TASK BRIEF:
Output each record verbatim, with pictures left out.

DATA PROVIDED:

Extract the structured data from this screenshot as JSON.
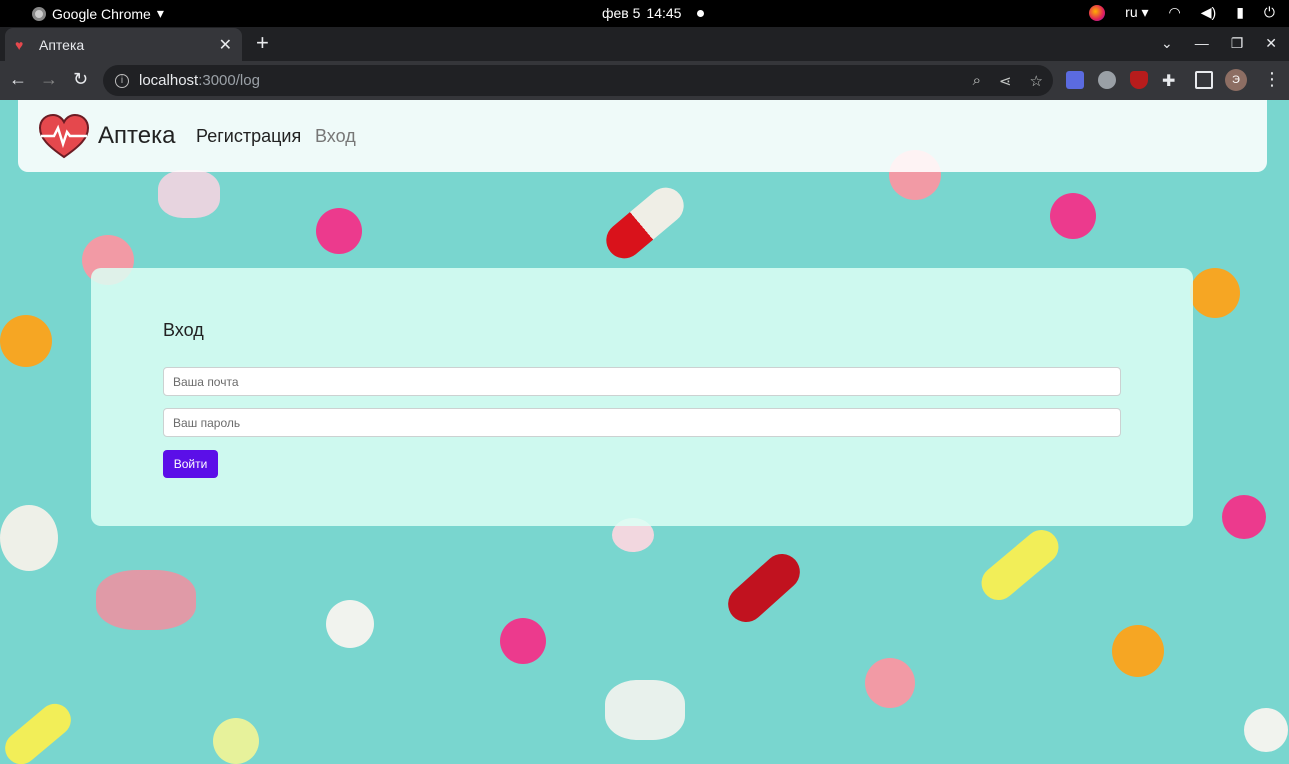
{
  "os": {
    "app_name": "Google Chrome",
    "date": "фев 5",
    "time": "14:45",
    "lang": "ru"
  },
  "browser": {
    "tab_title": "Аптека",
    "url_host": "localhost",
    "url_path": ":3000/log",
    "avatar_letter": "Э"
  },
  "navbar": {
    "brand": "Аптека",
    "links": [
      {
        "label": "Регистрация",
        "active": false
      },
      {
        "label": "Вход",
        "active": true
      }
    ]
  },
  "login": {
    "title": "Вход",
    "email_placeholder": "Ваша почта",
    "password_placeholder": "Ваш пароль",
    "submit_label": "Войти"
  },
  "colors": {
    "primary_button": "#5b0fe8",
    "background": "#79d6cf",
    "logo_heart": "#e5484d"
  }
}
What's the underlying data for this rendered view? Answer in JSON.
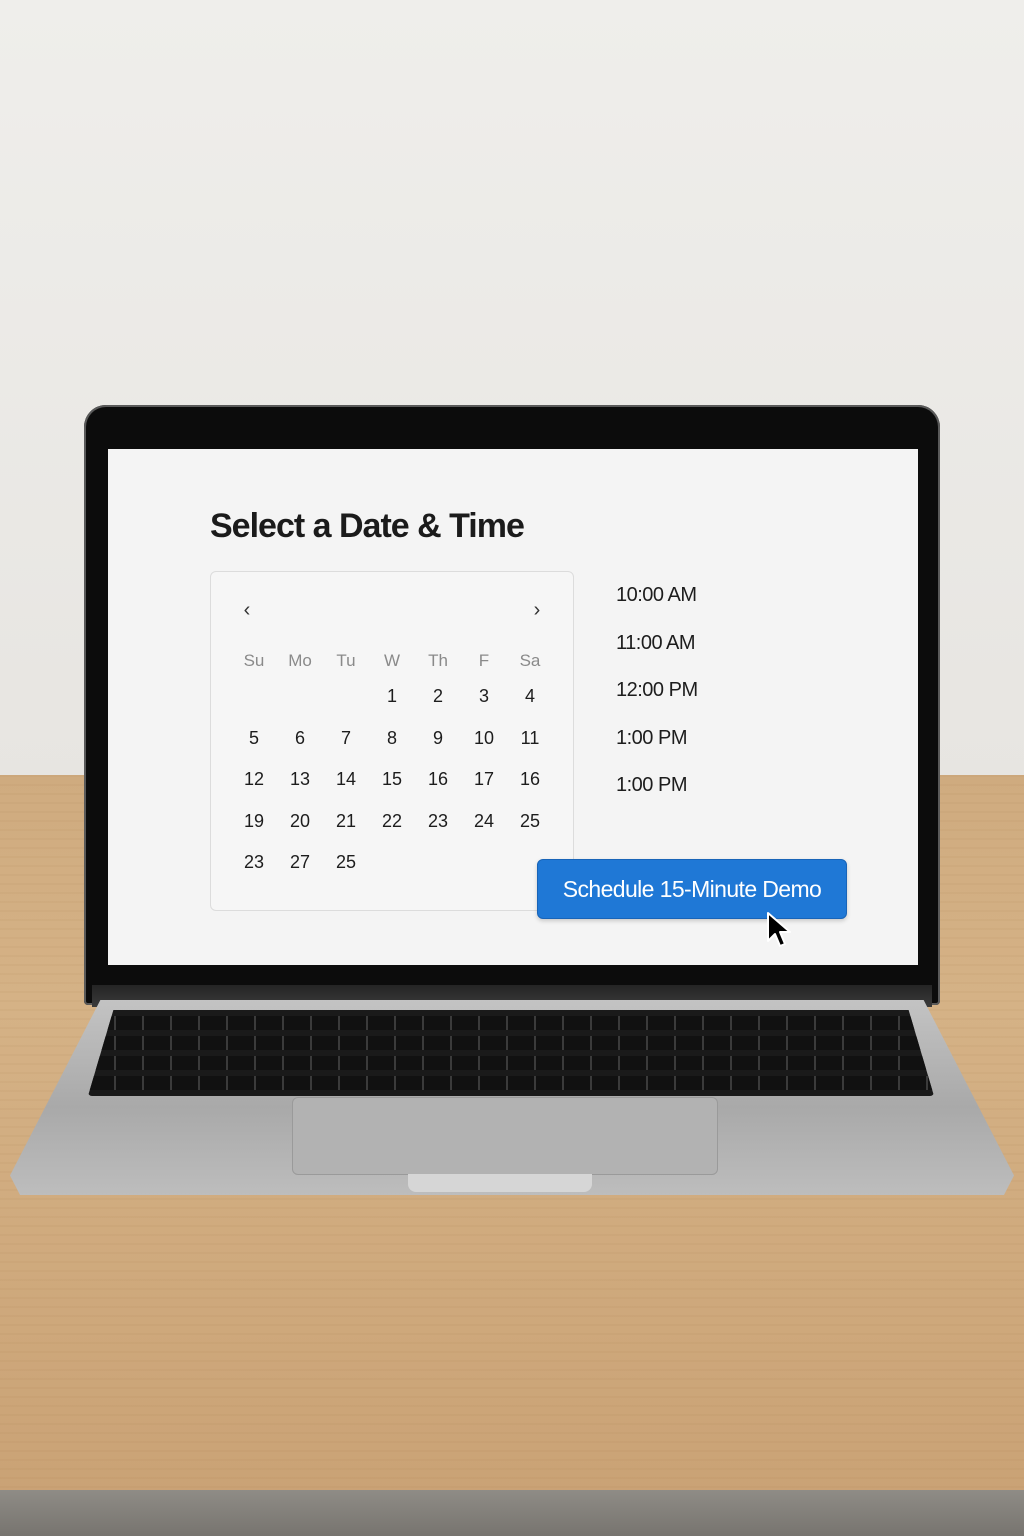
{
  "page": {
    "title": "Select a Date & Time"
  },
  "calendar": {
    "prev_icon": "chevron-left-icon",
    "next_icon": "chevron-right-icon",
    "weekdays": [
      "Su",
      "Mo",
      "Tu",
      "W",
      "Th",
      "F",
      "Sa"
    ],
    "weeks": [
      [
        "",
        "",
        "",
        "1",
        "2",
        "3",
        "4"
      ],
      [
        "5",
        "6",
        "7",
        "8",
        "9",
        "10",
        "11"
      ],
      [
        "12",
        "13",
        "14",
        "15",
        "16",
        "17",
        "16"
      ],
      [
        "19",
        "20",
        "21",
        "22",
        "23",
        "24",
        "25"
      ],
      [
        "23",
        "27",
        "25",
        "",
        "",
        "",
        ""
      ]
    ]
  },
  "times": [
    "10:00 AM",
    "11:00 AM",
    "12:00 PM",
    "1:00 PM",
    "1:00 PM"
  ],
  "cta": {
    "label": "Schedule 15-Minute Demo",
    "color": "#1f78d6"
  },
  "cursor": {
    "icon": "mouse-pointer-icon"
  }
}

OUTPUT OF THE EXERCISE:
Extract the structured data from this screenshot as JSON.
{
  "os": {
    "app_name": "Google Chrome",
    "date": "фев 5",
    "time": "14:45",
    "lang": "ru"
  },
  "browser": {
    "tab_title": "Аптека",
    "url_host": "localhost",
    "url_path": ":3000/log",
    "avatar_letter": "Э"
  },
  "navbar": {
    "brand": "Аптека",
    "links": [
      {
        "label": "Регистрация",
        "active": false
      },
      {
        "label": "Вход",
        "active": true
      }
    ]
  },
  "login": {
    "title": "Вход",
    "email_placeholder": "Ваша почта",
    "password_placeholder": "Ваш пароль",
    "submit_label": "Войти"
  },
  "colors": {
    "primary_button": "#5b0fe8",
    "background": "#79d6cf",
    "logo_heart": "#e5484d"
  }
}
What's the underlying data for this rendered view? Answer in JSON.
{
  "page": {
    "title": "Select a Date & Time"
  },
  "calendar": {
    "prev_icon": "chevron-left-icon",
    "next_icon": "chevron-right-icon",
    "weekdays": [
      "Su",
      "Mo",
      "Tu",
      "W",
      "Th",
      "F",
      "Sa"
    ],
    "weeks": [
      [
        "",
        "",
        "",
        "1",
        "2",
        "3",
        "4"
      ],
      [
        "5",
        "6",
        "7",
        "8",
        "9",
        "10",
        "11"
      ],
      [
        "12",
        "13",
        "14",
        "15",
        "16",
        "17",
        "16"
      ],
      [
        "19",
        "20",
        "21",
        "22",
        "23",
        "24",
        "25"
      ],
      [
        "23",
        "27",
        "25",
        "",
        "",
        "",
        ""
      ]
    ]
  },
  "times": [
    "10:00 AM",
    "11:00 AM",
    "12:00 PM",
    "1:00 PM",
    "1:00 PM"
  ],
  "cta": {
    "label": "Schedule 15-Minute Demo",
    "color": "#1f78d6"
  },
  "cursor": {
    "icon": "mouse-pointer-icon"
  }
}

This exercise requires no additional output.